I found myself on the edge of my seat the whole ride. I found myself gasping several times and shed a tear for Sue and Pepper at the end. It wasn’t an emotional ride the whole way, but there were times when I really felt the story.

I think this is a great book for its audience (Adult horror readers). It has some really great psychological horror that digs deep in your psyche. It has a compelling monster and horrendous setting and enough action to keep the reader going.

I might replace this one with Shutter Island. They both have a psychological horror, but of different types.


Horror, Psychological Suspence


End of Watch by Stephen King

Shutter Island by Dennis Lehane

The Dark Room by Minette Walters


A one of a kind premise that seems supernatural that turns out not to be. A unique look at the patients of a mental institution whose horrors are not only monsters, but the system itself.

Book Discussion Questions and Ideas

What do you think it meant that the patients saw the Devil as a Devil but the staff did not?

What would you have done in Josephine’s situation after the first revolt?

Do you think that the support for the mentally ill is satisfactory today?

Discuss experiences with people with mental disabilities.

Author’s website

Victor LaValle


New York Times Notable Book (2012), Top 10 Book of 2012




Publishers Weekly

Why I Chose It
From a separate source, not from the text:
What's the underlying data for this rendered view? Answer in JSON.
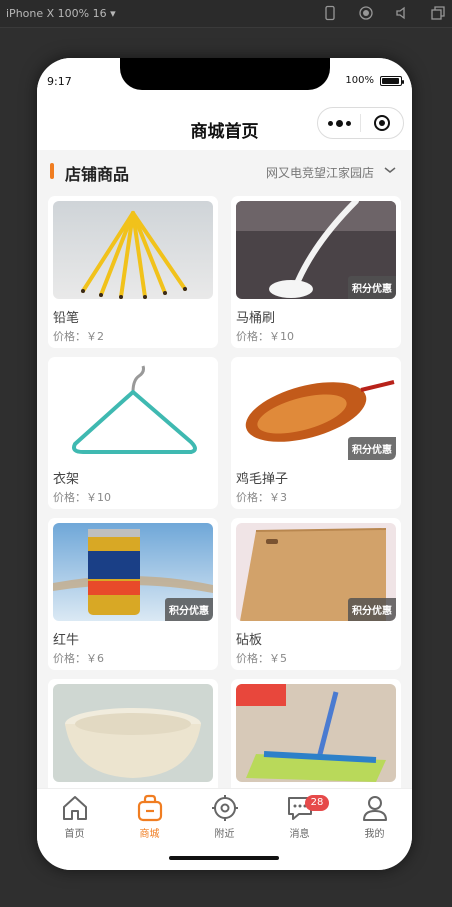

Book Talk book, but also what an intriguing idea! The summary really drew me in and I wanted to know if it was a literal or figurative devil.

Other Information